(Assignment):
In full and without changes, output the data.

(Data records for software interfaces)

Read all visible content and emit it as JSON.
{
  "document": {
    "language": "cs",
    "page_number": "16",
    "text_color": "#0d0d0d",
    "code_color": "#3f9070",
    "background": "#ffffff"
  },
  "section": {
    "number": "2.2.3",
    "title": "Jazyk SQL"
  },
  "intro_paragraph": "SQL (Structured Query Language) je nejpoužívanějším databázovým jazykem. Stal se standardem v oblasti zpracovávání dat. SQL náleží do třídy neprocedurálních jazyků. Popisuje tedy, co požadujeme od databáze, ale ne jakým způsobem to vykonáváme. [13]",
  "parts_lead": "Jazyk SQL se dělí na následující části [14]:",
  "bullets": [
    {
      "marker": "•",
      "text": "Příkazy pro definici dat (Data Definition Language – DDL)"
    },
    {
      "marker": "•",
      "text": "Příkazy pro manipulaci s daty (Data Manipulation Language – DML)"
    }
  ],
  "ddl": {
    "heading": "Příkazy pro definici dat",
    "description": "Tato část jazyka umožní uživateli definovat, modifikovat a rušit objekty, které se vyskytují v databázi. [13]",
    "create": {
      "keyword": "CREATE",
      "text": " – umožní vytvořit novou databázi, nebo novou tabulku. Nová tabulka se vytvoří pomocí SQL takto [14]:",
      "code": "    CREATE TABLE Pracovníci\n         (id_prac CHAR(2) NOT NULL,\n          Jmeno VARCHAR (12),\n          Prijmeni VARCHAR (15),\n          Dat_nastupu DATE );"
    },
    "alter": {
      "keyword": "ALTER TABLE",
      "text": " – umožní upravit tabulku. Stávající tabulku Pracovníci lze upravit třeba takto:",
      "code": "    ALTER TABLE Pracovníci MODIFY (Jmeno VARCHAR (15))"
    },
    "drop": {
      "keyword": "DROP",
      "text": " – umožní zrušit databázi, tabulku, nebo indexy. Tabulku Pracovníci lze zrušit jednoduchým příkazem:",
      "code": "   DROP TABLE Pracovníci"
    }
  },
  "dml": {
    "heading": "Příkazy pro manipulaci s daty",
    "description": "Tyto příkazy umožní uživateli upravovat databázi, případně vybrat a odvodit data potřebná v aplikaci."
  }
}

(Reply to the task):
Read all visible content and emit it as JSON.
{
  "document": {
    "language": "cs",
    "page_number": "16",
    "text_color": "#0d0d0d",
    "code_color": "#3f9070",
    "background": "#ffffff"
  },
  "section": {
    "number": "2.2.3",
    "title": "Jazyk SQL"
  },
  "intro_paragraph": "SQL (Structured Query Language) je nejpoužívanějším databázovým jazykem. Stal se standardem v oblasti zpracovávání dat. SQL náleží do třídy neprocedurálních jazyků. Popisuje tedy, co požadujeme od databáze, ale ne jakým způsobem to vykonáváme. [13]",
  "parts_lead": "Jazyk SQL se dělí na následující části [14]:",
  "bullets": [
    {
      "marker": "•",
      "text": "Příkazy pro definici dat (Data Definition Language – DDL)"
    },
    {
      "marker": "•",
      "text": "Příkazy pro manipulaci s daty (Data Manipulation Language – DML)"
    }
  ],
  "ddl": {
    "heading": "Příkazy pro definici dat",
    "description": "Tato část jazyka umožní uživateli definovat, modifikovat a rušit objekty, které se vyskytují v databázi. [13]",
    "create": {
      "keyword": "CREATE",
      "text": " – umožní vytvořit novou databázi, nebo novou tabulku. Nová tabulka se vytvoří pomocí SQL takto [14]:",
      "code": "    CREATE TABLE Pracovníci\n         (id_prac CHAR(2) NOT NULL,\n          Jmeno VARCHAR (12),\n          Prijmeni VARCHAR (15),\n          Dat_nastupu DATE );"
    },
    "alter": {
      "keyword": "ALTER TABLE",
      "text": " – umožní upravit tabulku. Stávající tabulku Pracovníci lze upravit třeba takto:",
      "code": "    ALTER TABLE Pracovníci MODIFY (Jmeno VARCHAR (15))"
    },
    "drop": {
      "keyword": "DROP",
      "text": " – umožní zrušit databázi, tabulku, nebo indexy. Tabulku Pracovníci lze zrušit jednoduchým příkazem:",
      "code": "   DROP TABLE Pracovníci"
    }
  },
  "dml": {
    "heading": "Příkazy pro manipulaci s daty",
    "description": "Tyto příkazy umožní uživateli upravovat databázi, případně vybrat a odvodit data potřebná v aplikaci."
  }
}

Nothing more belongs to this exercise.